##### SOURCE RECORDS
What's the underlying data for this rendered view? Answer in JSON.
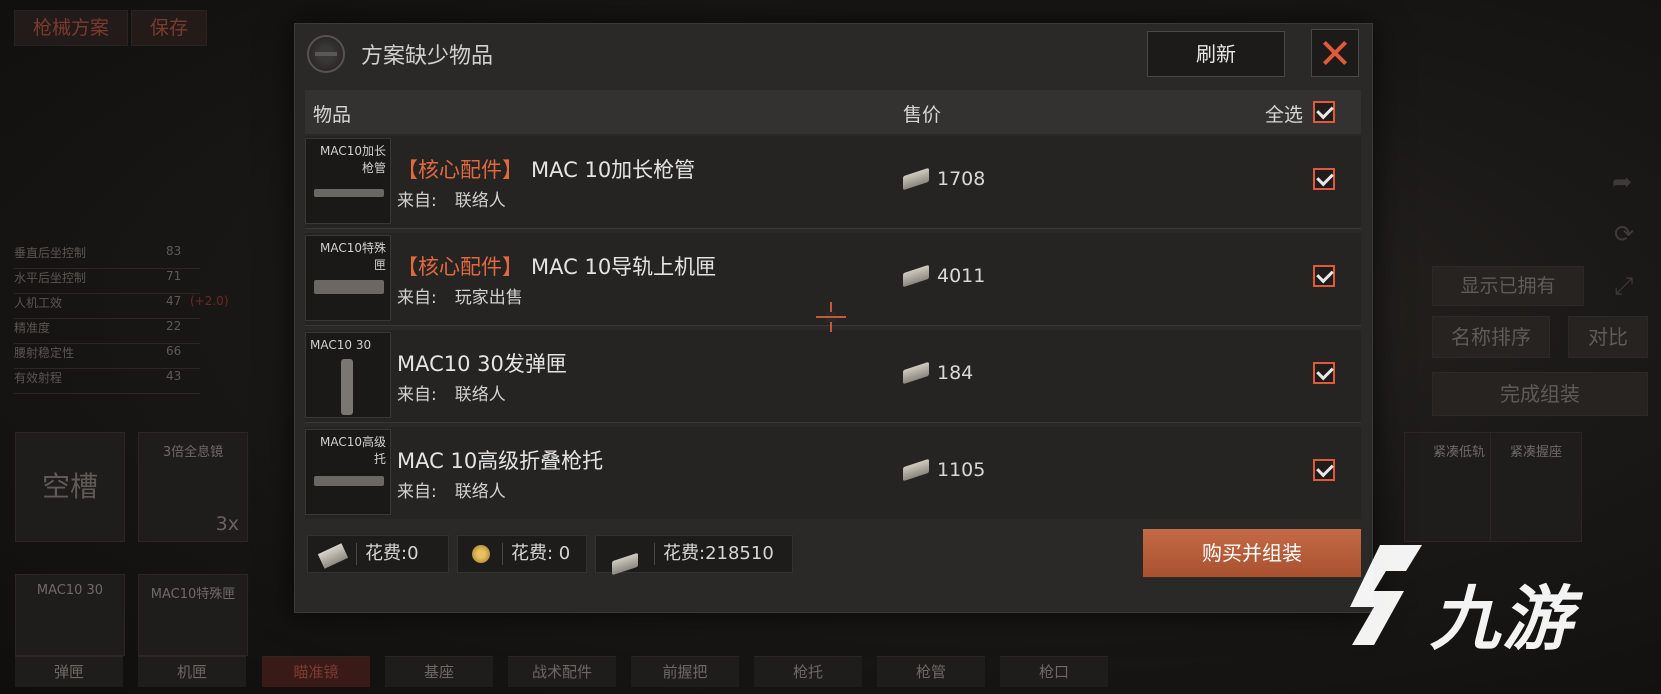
{
  "background": {
    "top_tabs": [
      "枪械方案",
      "保存"
    ],
    "stats": [
      {
        "label": "垂直后坐控制",
        "value": "83",
        "delta": ""
      },
      {
        "label": "水平后坐控制",
        "value": "71",
        "delta": ""
      },
      {
        "label": "人机工效",
        "value": "47",
        "delta": "(+2.0)"
      },
      {
        "label": "精准度",
        "value": "22",
        "delta": ""
      },
      {
        "label": "腰射稳定性",
        "value": "66",
        "delta": ""
      },
      {
        "label": "有效射程",
        "value": "43",
        "delta": ""
      }
    ],
    "slots_row1": [
      {
        "caption": "空槽",
        "mult": ""
      },
      {
        "caption": "3倍全息镜",
        "mult": "3x"
      }
    ],
    "slots_row2": [
      {
        "caption": "MAC10 30"
      },
      {
        "caption": "MAC10特殊匣"
      }
    ],
    "bottom_labels": [
      "弹匣",
      "机匣",
      "瞄准镜",
      "基座",
      "战术配件",
      "前握把",
      "枪托",
      "枪管",
      "枪口"
    ],
    "right_slot_captions": [
      "紧凑低轨",
      "紧凑握座"
    ],
    "show_owned_label": "显示已拥有",
    "sort_by_name_label": "名称排序",
    "compare_label": "对比",
    "complete_assembly_label": "完成组装"
  },
  "dialog": {
    "title": "方案缺少物品",
    "refresh_label": "刷新",
    "columns": {
      "item": "物品",
      "price": "售价",
      "select_all": "全选"
    },
    "select_all_checked": true,
    "source_prefix": "来自:",
    "items": [
      {
        "thumb_caption": "MAC10加长枪管",
        "tag": "【核心配件】",
        "name": "MAC 10加长枪管",
        "source": "联络人",
        "price": "1708",
        "checked": true
      },
      {
        "thumb_caption": "MAC10特殊匣",
        "tag": "【核心配件】",
        "name": "MAC 10导轨上机匣",
        "source": "玩家出售",
        "price": "4011",
        "checked": true
      },
      {
        "thumb_caption": "MAC10 30",
        "tag": "",
        "name": "MAC10 30发弹匣",
        "source": "联络人",
        "price": "184",
        "checked": true
      },
      {
        "thumb_caption": "MAC10高级托",
        "tag": "",
        "name": "MAC 10高级折叠枪托",
        "source": "联络人",
        "price": "1105",
        "checked": true
      }
    ],
    "costs": [
      {
        "icon": "ticket-icon",
        "label": "花费:0"
      },
      {
        "icon": "coin-icon",
        "label": "花费: 0"
      },
      {
        "icon": "cash-icon",
        "label": "花费:218510"
      }
    ],
    "buy_label": "购买并组装"
  },
  "watermark": {
    "text": "九游"
  },
  "colors": {
    "accent": "#e05a38",
    "buy_button": "#b85a38",
    "dialog_bg": "#2a2928",
    "tag": "#e0693f"
  }
}
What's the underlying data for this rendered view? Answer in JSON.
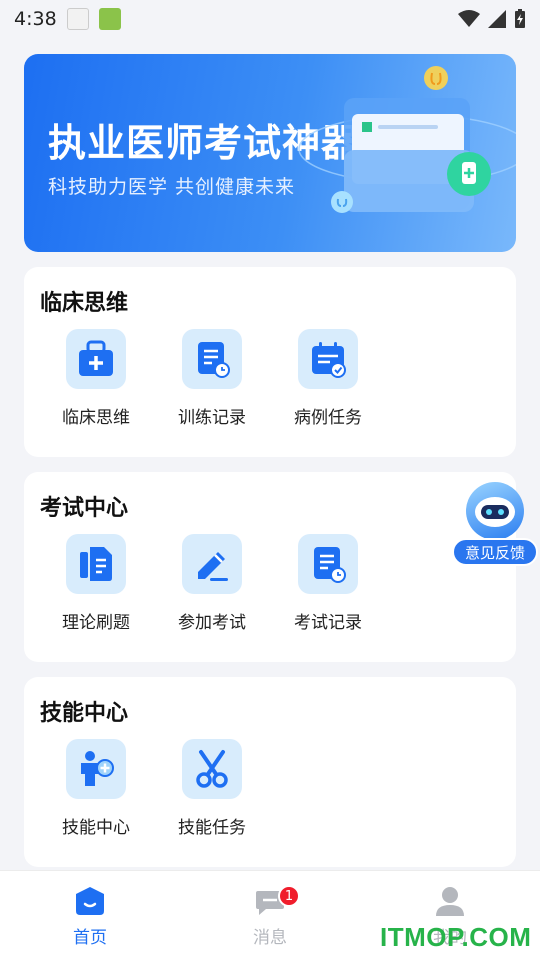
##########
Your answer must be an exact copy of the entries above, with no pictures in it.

What's the underlying data for this rendered view? Answer in JSON.
{
  "background": {
    "top_tabs": [
      "枪械方案",
      "保存"
    ],
    "stats": [
      {
        "label": "垂直后坐控制",
        "value": "83",
        "delta": ""
      },
      {
        "label": "水平后坐控制",
        "value": "71",
        "delta": ""
      },
      {
        "label": "人机工效",
        "value": "47",
        "delta": "(+2.0)"
      },
      {
        "label": "精准度",
        "value": "22",
        "delta": ""
      },
      {
        "label": "腰射稳定性",
        "value": "66",
        "delta": ""
      },
      {
        "label": "有效射程",
        "value": "43",
        "delta": ""
      }
    ],
    "slots_row1": [
      {
        "caption": "空槽",
        "mult": ""
      },
      {
        "caption": "3倍全息镜",
        "mult": "3x"
      }
    ],
    "slots_row2": [
      {
        "caption": "MAC10 30"
      },
      {
        "caption": "MAC10特殊匣"
      }
    ],
    "bottom_labels": [
      "弹匣",
      "机匣",
      "瞄准镜",
      "基座",
      "战术配件",
      "前握把",
      "枪托",
      "枪管",
      "枪口"
    ],
    "right_slot_captions": [
      "紧凑低轨",
      "紧凑握座"
    ],
    "show_owned_label": "显示已拥有",
    "sort_by_name_label": "名称排序",
    "compare_label": "对比",
    "complete_assembly_label": "完成组装"
  },
  "dialog": {
    "title": "方案缺少物品",
    "refresh_label": "刷新",
    "columns": {
      "item": "物品",
      "price": "售价",
      "select_all": "全选"
    },
    "select_all_checked": true,
    "source_prefix": "来自:",
    "items": [
      {
        "thumb_caption": "MAC10加长枪管",
        "tag": "【核心配件】",
        "name": "MAC 10加长枪管",
        "source": "联络人",
        "price": "1708",
        "checked": true
      },
      {
        "thumb_caption": "MAC10特殊匣",
        "tag": "【核心配件】",
        "name": "MAC 10导轨上机匣",
        "source": "玩家出售",
        "price": "4011",
        "checked": true
      },
      {
        "thumb_caption": "MAC10 30",
        "tag": "",
        "name": "MAC10 30发弹匣",
        "source": "联络人",
        "price": "184",
        "checked": true
      },
      {
        "thumb_caption": "MAC10高级托",
        "tag": "",
        "name": "MAC 10高级折叠枪托",
        "source": "联络人",
        "price": "1105",
        "checked": true
      }
    ],
    "costs": [
      {
        "icon": "ticket-icon",
        "label": "花费:0"
      },
      {
        "icon": "coin-icon",
        "label": "花费: 0"
      },
      {
        "icon": "cash-icon",
        "label": "花费:218510"
      }
    ],
    "buy_label": "购买并组装"
  },
  "watermark": {
    "text": "九游"
  },
  "colors": {
    "accent": "#e05a38",
    "buy_button": "#b85a38",
    "dialog_bg": "#2a2928",
    "tag": "#e0693f"
  }
}
What's the underlying data for this rendered view? Answer in JSON.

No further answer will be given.